(Photo: Noah Findling/WCSN)
Jermaine Marshall’s surroundings have changed quite a bit. This time last season the senior was in Happy Valley putting on some impressive offensive performances but coming up consistently short in the win column.
That season concluded with a 10-21 record as well as a 2-16 record in Big-10 conference play.
Marshall surpassed both of those marks this season in early December and January. The swingman has played over 20 games with the Sun Devils to this point and enough PAC-12 conference games to form a Venn diagram comparing and contrasting the differences between the prestigious Big-10 and the rising Pac-12 conferences.
“The Big-10’s a lot more physical,” Marshall said. “I think guys slow it down a lot more in the Big-10 and really focus on defense. Whereas in the Pac-12 teams push the ball a lot more, focus on getting quick and easy points.”
The 6-foot-4 guard benefited a considerable amount from slow play last season; he put on some well documented shows where he scored 29 points against no. 18 Michigan State, 25 against no. 4 Michigan, and 23 against Wisconsin who was no. 22 at the time.
Most of the time, Marshall is seen hoisting up three-point shots. He has a quick and high release that has been a lethal injection to the opposition at many times this season, but stagnant at a few points as well.
“Mainly as a shooter the biggest thing is trying to hit your first shot, and then when you don’t see that you try to work from the inside out,” Marshall explained.
Although the guard said play is more up-tempo in the Pac-12, it is rather apparent that lengthy ball players like him are able to slow down the game at their command. This is a playing style that is often seen from UCLA’s Kyle Anderson. Both players are able to handle the ball either on the wing or the top of the key, break down their man on the dribble, and use their two lengthy steps to get enough room on their man to manufacture a basket.
Marshall does not go to the hoop every time he touches the ball, but the technique is unquestionably in the wingman’s arsenal. This is probably why the Pennsylvania native said he considers himself to be a guy that can do it all. “I like to post, drive to the basket, and if I’m open I’ll knock down the open shot,” Marshall said.

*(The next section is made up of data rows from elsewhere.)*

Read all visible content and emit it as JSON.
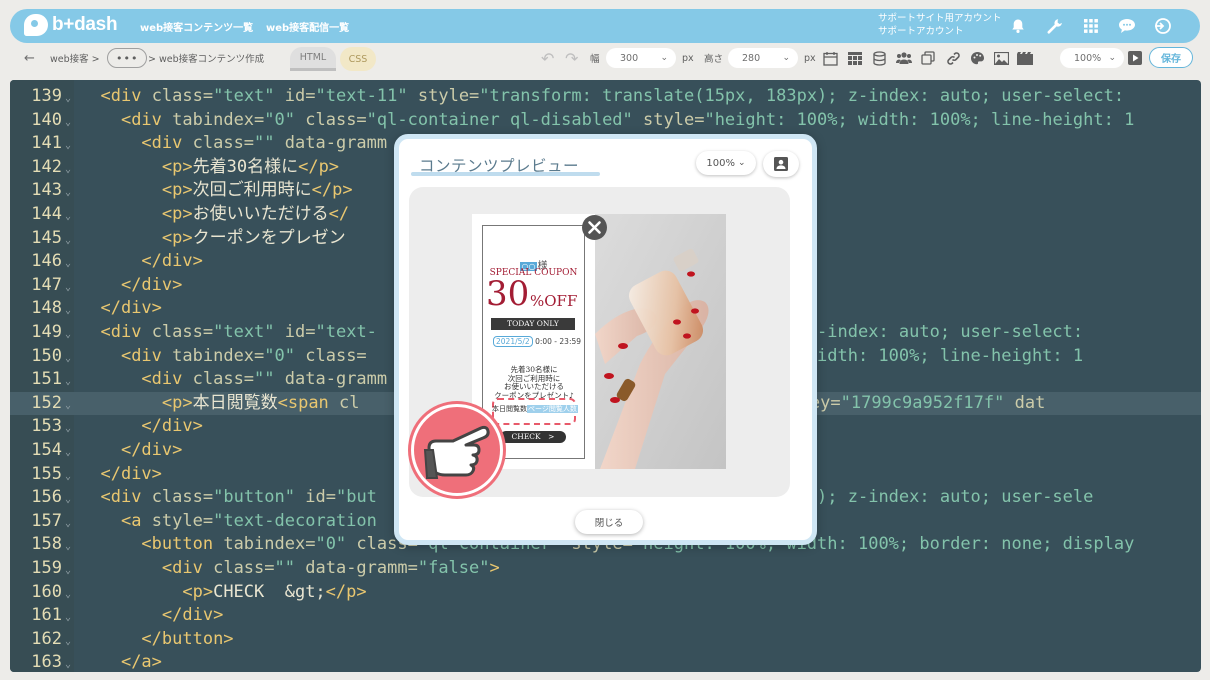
{
  "app": {
    "logo": "b+dash"
  },
  "nav": {
    "items": [
      "web接客コンテンツ一覧",
      "web接客配信一覧"
    ],
    "account_line1": "サポートサイト用アカウント",
    "account_line2": "サポートアカウント"
  },
  "toolbar": {
    "breadcrumb_root": "web接客 >",
    "breadcrumb_more": "•••",
    "breadcrumb_current": "> web接客コンテンツ作成",
    "tab_html": "HTML",
    "tab_css": "CSS",
    "width_label": "幅",
    "width_value": "300",
    "px1": "px",
    "height_label": "高さ",
    "height_value": "280",
    "px2": "px",
    "zoom_value": "100%",
    "save_label": "保存"
  },
  "editor": {
    "lines": [
      {
        "n": "139",
        "html": "<span class=\"tag\">&lt;div</span> <span class=\"attr\">class=</span><span class=\"str\">\"text\"</span> <span class=\"attr\">id=</span><span class=\"str\">\"text-11\"</span> <span class=\"attr\">style=</span><span class=\"str\">\"transform: translate(15px, 183px); z-index: auto; user-select: </span>",
        "indent": 1
      },
      {
        "n": "140",
        "html": "<span class=\"tag\">&lt;div</span> <span class=\"attr\">tabindex=</span><span class=\"str\">\"0\"</span> <span class=\"attr\">class=</span><span class=\"str\">\"ql-container ql-disabled\"</span> <span class=\"attr\">style=</span><span class=\"str\">\"height: 100%; width: 100%; line-height: 1</span>",
        "indent": 2
      },
      {
        "n": "141",
        "html": "<span class=\"tag\">&lt;div</span> <span class=\"attr\">class=</span><span class=\"str\">\"\"</span> <span class=\"attr\">data-gramm</span>",
        "indent": 3
      },
      {
        "n": "142",
        "html": "<span class=\"tag\">&lt;p&gt;</span><span class=\"txt\">先着30名様に</span><span class=\"tag\">&lt;/p&gt;</span>",
        "indent": 4
      },
      {
        "n": "143",
        "html": "<span class=\"tag\">&lt;p&gt;</span><span class=\"txt\">次回ご利用時に</span><span class=\"tag\">&lt;/p&gt;</span>",
        "indent": 4
      },
      {
        "n": "144",
        "html": "<span class=\"tag\">&lt;p&gt;</span><span class=\"txt\">お使いいただける</span><span class=\"tag\">&lt;/</span>",
        "indent": 4
      },
      {
        "n": "145",
        "html": "<span class=\"tag\">&lt;p&gt;</span><span class=\"txt\">クーポンをプレゼン</span>",
        "indent": 4
      },
      {
        "n": "146",
        "html": "<span class=\"tag\">&lt;/div&gt;</span>",
        "indent": 3
      },
      {
        "n": "147",
        "html": "<span class=\"tag\">&lt;/div&gt;</span>",
        "indent": 2
      },
      {
        "n": "148",
        "html": "<span class=\"tag\">&lt;/div&gt;</span>",
        "indent": 1
      },
      {
        "n": "149",
        "html": "<span class=\"tag\">&lt;div</span> <span class=\"attr\">class=</span><span class=\"str\">\"text\"</span> <span class=\"attr\">id=</span><span class=\"str\">\"text-</span>                                   <span class=\"str\">19px); z-index: auto; user-select: </span>",
        "indent": 1
      },
      {
        "n": "150",
        "html": "<span class=\"tag\">&lt;div</span> <span class=\"attr\">tabindex=</span><span class=\"str\">\"0\"</span> <span class=\"attr\">class=</span>                                   <span class=\"str\">: 100%; width: 100%; line-height: 1</span>",
        "indent": 2
      },
      {
        "n": "151",
        "html": "<span class=\"tag\">&lt;div</span> <span class=\"attr\">class=</span><span class=\"str\">\"\"</span> <span class=\"attr\">data-gramm</span>",
        "indent": 3
      },
      {
        "n": "152",
        "html": "<span class=\"tag\">&lt;p&gt;</span><span class=\"txt\">本日閲覧数</span><span class=\"tag\">&lt;span</span> <span class=\"attr\">cl</span>                                <span class=\"str\">page\"</span> <span class=\"attr\">data-key=</span><span class=\"str\">\"1799c9a952f17f\"</span> <span class=\"attr\">dat</span>",
        "indent": 4,
        "hl": true
      },
      {
        "n": "153",
        "html": "<span class=\"tag\">&lt;/div&gt;</span>",
        "indent": 3
      },
      {
        "n": "154",
        "html": "<span class=\"tag\">&lt;/div&gt;</span>",
        "indent": 2
      },
      {
        "n": "155",
        "html": "<span class=\"tag\">&lt;/div&gt;</span>",
        "indent": 1
      },
      {
        "n": "156",
        "html": "<span class=\"tag\">&lt;div</span> <span class=\"attr\">class=</span><span class=\"str\">\"button\"</span> <span class=\"attr\">id=</span><span class=\"str\">\"but</span>                                   <span class=\"str\">x, 255px); z-index: auto; user-sele</span>",
        "indent": 1
      },
      {
        "n": "157",
        "html": "<span class=\"tag\">&lt;a</span> <span class=\"attr\">style=</span><span class=\"str\">\"text-decoration</span>",
        "indent": 2
      },
      {
        "n": "158",
        "html": "<span class=\"tag\">&lt;button</span> <span class=\"attr\">tabindex=</span><span class=\"str\">\"0\"</span> <span class=\"attr\">class=</span><span class=\"str\">\"ql-container\"</span> <span class=\"attr\">style=</span><span class=\"str\">\"height: 100%; width: 100%; border: none; display</span>",
        "indent": 3
      },
      {
        "n": "159",
        "html": "<span class=\"tag\">&lt;div</span> <span class=\"attr\">class=</span><span class=\"str\">\"\"</span> <span class=\"attr\">data-gramm=</span><span class=\"str\">\"false\"</span><span class=\"tag\">&gt;</span>",
        "indent": 4
      },
      {
        "n": "160",
        "html": "<span class=\"tag\">&lt;p&gt;</span><span class=\"txt\">CHECK  &amp;gt;</span><span class=\"tag\">&lt;/p&gt;</span>",
        "indent": 5
      },
      {
        "n": "161",
        "html": "<span class=\"tag\">&lt;/div&gt;</span>",
        "indent": 4
      },
      {
        "n": "162",
        "html": "<span class=\"tag\">&lt;/button&gt;</span>",
        "indent": 3
      },
      {
        "n": "163",
        "html": "<span class=\"tag\">&lt;/a&gt;</span>",
        "indent": 2
      }
    ]
  },
  "modal": {
    "title": "コンテンツプレビュー",
    "zoom": "100%",
    "close_label": "閉じる"
  },
  "coupon": {
    "honorific_name": "○○",
    "honorific_suffix": "様",
    "special": "SPECIAL COUPON",
    "pct": "30",
    "off": "%OFF",
    "today": "TODAY ONLY",
    "date": "2021/5/2",
    "time": "0:00 - 23:59",
    "msg": [
      "先着30名様に",
      "次回ご利用時に",
      "お使いいただける",
      "クーポンをプレゼント♪"
    ],
    "count_prefix": "本日閲覧数",
    "count_tag": "ページ閲覧人数",
    "check": "CHECK　>"
  },
  "colors": {
    "accent": "#7ec6e6",
    "editor_bg": "#2c4650",
    "coupon_red": "#a31d34",
    "pointer": "#ef6f7a"
  },
  "icons": {
    "topbar": [
      "bell-icon",
      "wrench-icon",
      "grid-icon",
      "chat-icon",
      "logout-icon"
    ],
    "toolbar": [
      "undo-icon",
      "redo-icon",
      "calendar-icon",
      "table-icon",
      "database-icon",
      "users-icon",
      "copy-icon",
      "link-icon",
      "palette-icon",
      "image-icon",
      "video-icon",
      "play-icon"
    ]
  }
}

Anyone who has played basketball with players of a higher level knows that there is a certain culture amongst players that involves talking a substantial amount of trash talking to their opponents.
The Big-10 is filled with so many star players, one would think that, that atmosphere was filled with those types of loquacious individuals. Marshall however, said the case is inverse, “I’m gonna say guys are more confident in the Pac-12.”

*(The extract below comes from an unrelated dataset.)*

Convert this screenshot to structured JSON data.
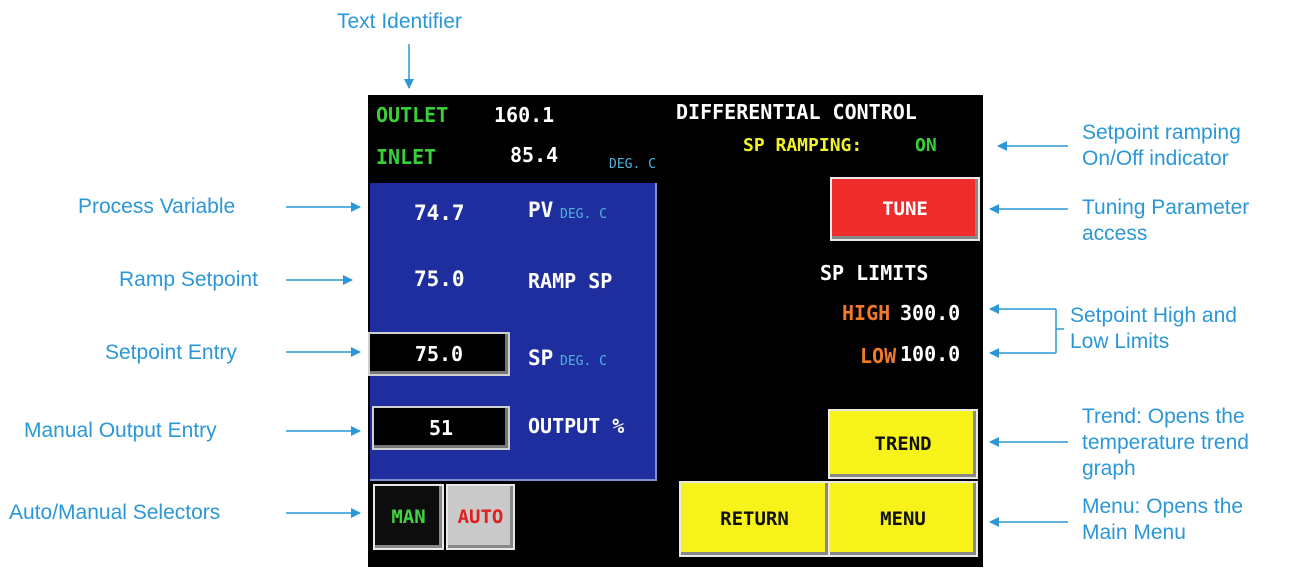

“I think they have more freedom here in the Pac-12. The Big Ten is more of a team game,” Marshall said.
Speaking of confident actions, earlier in the season after Marshall sunk the game-tying basket with 17 seconds left on the road against Cal. He put his finger to his mouth to symbolize his quieting of the crowd.

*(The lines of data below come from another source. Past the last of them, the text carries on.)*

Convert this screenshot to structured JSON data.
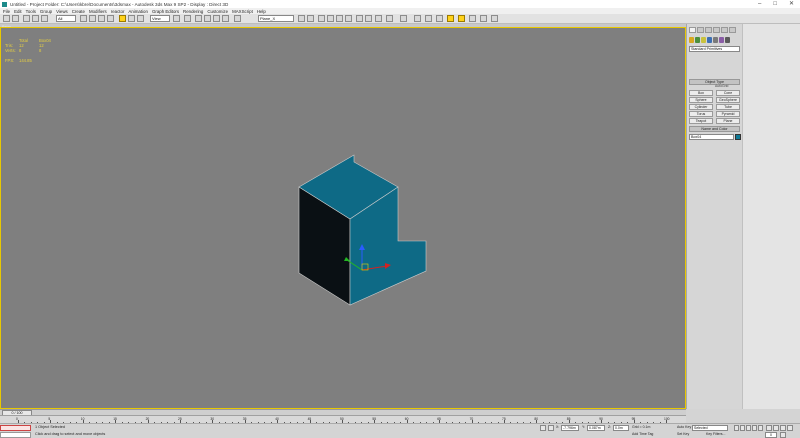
{
  "window": {
    "title": "Untitled    -  Project Folder: C:\\Users\\kbre\\Documents\\3dsmax      -  Autodesk 3ds Max 9 SP2      -  Display : Direct 3D",
    "controls": [
      "–",
      "□",
      "✕"
    ]
  },
  "menu": [
    "File",
    "Edit",
    "Tools",
    "Group",
    "Views",
    "Create",
    "Modifiers",
    "reactor",
    "Animation",
    "Graph Editors",
    "Rendering",
    "Customize",
    "MAXScript",
    "Help"
  ],
  "toolbar": {
    "selection_filter": "All",
    "reference_coord": "View",
    "named_selection": "Plane_X"
  },
  "viewport": {
    "label": "Persp",
    "stats": {
      "header": [
        "",
        "Total",
        "Box04"
      ],
      "rows": [
        [
          "Tris:",
          "12",
          "12"
        ],
        [
          "Verts:",
          "8",
          "8"
        ]
      ],
      "fps_label": "FPS:",
      "fps_value": "144.85"
    }
  },
  "command_panel": {
    "category": "Standard Primitives",
    "rollout_object_type": "Object Type",
    "autogrid": "AutoGrid",
    "object_buttons": [
      "Box",
      "Cone",
      "Sphere",
      "GeoSphere",
      "Cylinder",
      "Tube",
      "Torus",
      "Pyramid",
      "Teapot",
      "Plane"
    ],
    "rollout_name_color": "Name and Color",
    "object_name": "Box04",
    "object_color": "#0f7a96"
  },
  "timeline": {
    "slider_label": "0 / 100",
    "ticks": [
      "0",
      "5",
      "10",
      "15",
      "20",
      "25",
      "30",
      "35",
      "40",
      "45",
      "50",
      "55",
      "60",
      "65",
      "70",
      "75",
      "80",
      "85",
      "90",
      "95",
      "100"
    ],
    "current_frame_fraction": 0
  },
  "status": {
    "selection": "1 Object Selected",
    "prompt": "Click and drag to select and move objects",
    "x_label": "X:",
    "x_value": "-7.796m",
    "y_label": "Y:",
    "y_value": "0.087m",
    "z_label": "Z:",
    "z_value": "0.0m",
    "grid": "Grid = 0.1m",
    "add_time_tag": "Add Time Tag",
    "auto_key": "Auto Key",
    "set_key": "Set Key",
    "selected": "Selected",
    "key_filters": "Key Filters...",
    "frame": "0"
  }
}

When asked if he took any heat for making the gesture before the game had been secured in the following overtime Marshall replied, “No. I think coach Herb wants us to play positive be confident. That was just a sign of my confidence and what was going in at the moment. I was asking for the ball so I was pretty excited. “
Marshall has had another year of seemingly league-ready performances and cited raising his stock for the NBA draft as one of the reasons he initially transferred to ASU. However, right now he said he isn’t quite sure his stock is in that position.
“I don’t think I’m in the draft right now,” Marshall said. “I really try to focus on being the best team here at ASU. If that’s in God’s plan for me to get drafted it’ll happen. “
It always comes back to the team. The standout transfer mentioned the NCAA tournament twice without being prompted on the prominent post-season event. He has been there once before and is clearly, as are all his teammates, looking to slide in this year.
Marshall has been both a glue guy and the main attraction this season. He’ll be using his big game experience from all different walks of his basketball career as the Sun Devils continue on their odyssey to the dance.